[Dataset records — start]

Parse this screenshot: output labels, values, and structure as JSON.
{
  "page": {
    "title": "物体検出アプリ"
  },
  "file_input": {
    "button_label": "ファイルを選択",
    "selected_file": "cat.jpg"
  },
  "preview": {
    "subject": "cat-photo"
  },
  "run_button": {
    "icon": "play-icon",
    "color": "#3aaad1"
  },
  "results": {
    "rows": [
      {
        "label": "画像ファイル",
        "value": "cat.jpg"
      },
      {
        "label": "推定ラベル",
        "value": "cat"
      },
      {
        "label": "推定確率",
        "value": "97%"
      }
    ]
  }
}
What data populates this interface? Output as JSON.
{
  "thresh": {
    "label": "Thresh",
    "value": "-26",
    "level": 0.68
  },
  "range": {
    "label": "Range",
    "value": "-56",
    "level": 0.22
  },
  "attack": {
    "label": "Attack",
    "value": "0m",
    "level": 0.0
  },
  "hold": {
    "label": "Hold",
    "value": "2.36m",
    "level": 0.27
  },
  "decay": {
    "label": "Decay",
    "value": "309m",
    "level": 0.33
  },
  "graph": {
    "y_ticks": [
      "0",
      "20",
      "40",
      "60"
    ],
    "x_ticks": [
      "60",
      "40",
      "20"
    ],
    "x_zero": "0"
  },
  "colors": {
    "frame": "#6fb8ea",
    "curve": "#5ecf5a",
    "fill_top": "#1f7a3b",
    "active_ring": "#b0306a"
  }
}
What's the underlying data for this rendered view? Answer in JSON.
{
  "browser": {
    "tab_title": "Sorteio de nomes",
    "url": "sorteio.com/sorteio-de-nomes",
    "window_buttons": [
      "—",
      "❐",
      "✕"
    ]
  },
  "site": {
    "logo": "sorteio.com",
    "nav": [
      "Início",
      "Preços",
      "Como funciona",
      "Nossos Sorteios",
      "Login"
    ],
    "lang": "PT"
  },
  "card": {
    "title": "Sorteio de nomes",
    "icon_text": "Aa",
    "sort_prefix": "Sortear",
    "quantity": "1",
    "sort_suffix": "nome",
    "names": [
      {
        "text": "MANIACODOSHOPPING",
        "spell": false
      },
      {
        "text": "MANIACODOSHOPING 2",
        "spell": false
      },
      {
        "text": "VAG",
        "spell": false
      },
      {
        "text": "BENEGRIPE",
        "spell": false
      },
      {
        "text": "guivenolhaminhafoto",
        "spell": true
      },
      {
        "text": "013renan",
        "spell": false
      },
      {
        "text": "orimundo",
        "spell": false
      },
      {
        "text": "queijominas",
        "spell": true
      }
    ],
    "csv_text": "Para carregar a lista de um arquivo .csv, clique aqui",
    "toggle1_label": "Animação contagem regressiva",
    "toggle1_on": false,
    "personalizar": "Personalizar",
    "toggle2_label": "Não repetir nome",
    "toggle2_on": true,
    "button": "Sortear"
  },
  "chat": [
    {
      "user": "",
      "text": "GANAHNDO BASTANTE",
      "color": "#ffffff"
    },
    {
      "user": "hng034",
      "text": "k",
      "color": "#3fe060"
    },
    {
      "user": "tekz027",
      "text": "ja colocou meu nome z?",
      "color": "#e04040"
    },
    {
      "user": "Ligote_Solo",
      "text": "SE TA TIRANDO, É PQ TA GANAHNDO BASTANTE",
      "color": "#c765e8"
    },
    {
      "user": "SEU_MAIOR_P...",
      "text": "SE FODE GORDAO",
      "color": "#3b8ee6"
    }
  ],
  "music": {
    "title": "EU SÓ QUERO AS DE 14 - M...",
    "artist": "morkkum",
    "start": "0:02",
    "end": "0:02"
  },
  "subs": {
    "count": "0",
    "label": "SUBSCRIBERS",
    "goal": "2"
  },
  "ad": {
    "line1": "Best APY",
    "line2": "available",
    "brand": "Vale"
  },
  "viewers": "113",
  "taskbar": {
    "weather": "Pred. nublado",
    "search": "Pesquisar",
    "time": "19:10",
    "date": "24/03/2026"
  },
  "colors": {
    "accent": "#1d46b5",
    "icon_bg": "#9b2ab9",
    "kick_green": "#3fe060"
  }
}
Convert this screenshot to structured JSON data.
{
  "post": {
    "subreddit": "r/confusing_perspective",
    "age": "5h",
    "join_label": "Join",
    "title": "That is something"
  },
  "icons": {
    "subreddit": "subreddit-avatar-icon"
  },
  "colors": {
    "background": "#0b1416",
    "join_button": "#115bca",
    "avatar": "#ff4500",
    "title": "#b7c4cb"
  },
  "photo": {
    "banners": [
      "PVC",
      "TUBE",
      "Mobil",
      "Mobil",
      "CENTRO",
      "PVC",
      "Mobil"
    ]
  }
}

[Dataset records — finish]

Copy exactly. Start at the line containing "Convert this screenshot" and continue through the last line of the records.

_Exercise answer_:
Convert this screenshot to structured JSON data.
{
  "post": {
    "subreddit": "r/confusing_perspective",
    "age": "5h",
    "join_label": "Join",
    "title": "That is something"
  },
  "icons": {
    "subreddit": "subreddit-avatar-icon"
  },
  "colors": {
    "background": "#0b1416",
    "join_button": "#115bca",
    "avatar": "#ff4500",
    "title": "#b7c4cb"
  },
  "photo": {
    "banners": [
      "PVC",
      "TUBE",
      "Mobil",
      "Mobil",
      "CENTRO",
      "PVC",
      "Mobil"
    ]
  }
}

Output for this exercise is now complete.